Task to complete ▸ Search the data below for "hearts"; list each line that holds it.

Entries from a dataset of interfaces ▸

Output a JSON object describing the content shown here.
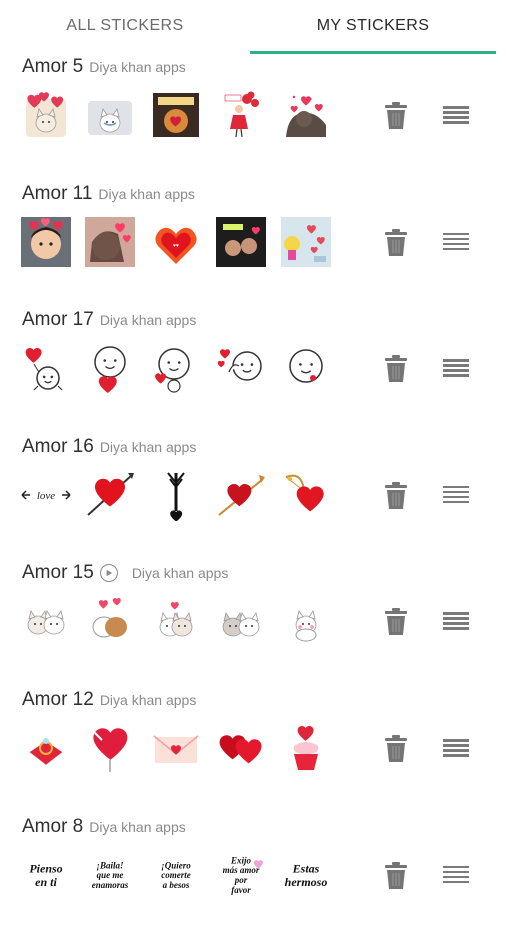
{
  "tabs": [
    {
      "label": "ALL STICKERS",
      "selected": false
    },
    {
      "label": "MY STICKERS",
      "selected": true
    }
  ],
  "accent_color": "#2bb08c",
  "packs": [
    {
      "name": "Amor 5",
      "author": "Diya khan apps",
      "animated": false,
      "stickers": [
        "cat-with-hearts",
        "white-cat-crying",
        "loving-tiger-cartoon",
        "girl-with-red-balloons",
        "bear-with-heart-rain"
      ]
    },
    {
      "name": "Amor 11",
      "author": "Diya khan apps",
      "animated": false,
      "stickers": [
        "girl-with-flower-crown",
        "girl-with-hearts",
        "flaming-heart-text",
        "couple-photo-hearts",
        "cartoon-with-pink-hearts"
      ]
    },
    {
      "name": "Amor 17",
      "author": "Diya khan apps",
      "animated": false,
      "stickers": [
        "cute-face-heart-balloon",
        "cute-face-holding-heart",
        "cute-face-kissing",
        "cute-face-waving-hearts",
        "cute-face-smiling"
      ]
    },
    {
      "name": "Amor 16",
      "author": "Diya khan apps",
      "animated": false,
      "stickers": [
        "love-arrow-lettering",
        "heart-with-arrow",
        "black-arrow-with-heart",
        "red-heart-arrow",
        "heart-with-cupid-bow"
      ]
    },
    {
      "name": "Amor 15",
      "author": "Diya khan apps",
      "animated": true,
      "stickers": [
        "hugging-cats",
        "bears-with-hearts",
        "cats-cuddling",
        "two-cats-together",
        "white-cat-happy"
      ]
    },
    {
      "name": "Amor 12",
      "author": "Diya khan apps",
      "animated": false,
      "stickers": [
        "ring-box",
        "heart-balloon",
        "love-letter-envelope",
        "two-red-hearts",
        "heart-cupcake"
      ]
    },
    {
      "name": "Amor 8",
      "author": "Diya khan apps",
      "animated": false,
      "stickers": [
        "pienso-en-ti-text",
        "bailal-que-me-enamoras-text",
        "quiero-comerte-a-besos-text",
        "exijo-mas-amor-por-favor-text",
        "estas-hermoso-text"
      ],
      "sticker_texts": [
        "Pienso en ti",
        "¡Baila! que me enamoras",
        "¡Quiero comerte a besos",
        "Exijo más amor por favor",
        "Estas hermoso"
      ]
    }
  ],
  "icons": {
    "delete": "trash-icon",
    "reorder": "drag-handle-icon",
    "animated": "play-circle-icon"
  }
}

Answer for the task ▸
        "cat-with-hearts",
        "girl-with-hearts",
        "couple-photo-hearts",
        "cartoon-with-pink-hearts"
        "cute-face-waving-hearts",
        "bears-with-hearts",
        "two-red-hearts",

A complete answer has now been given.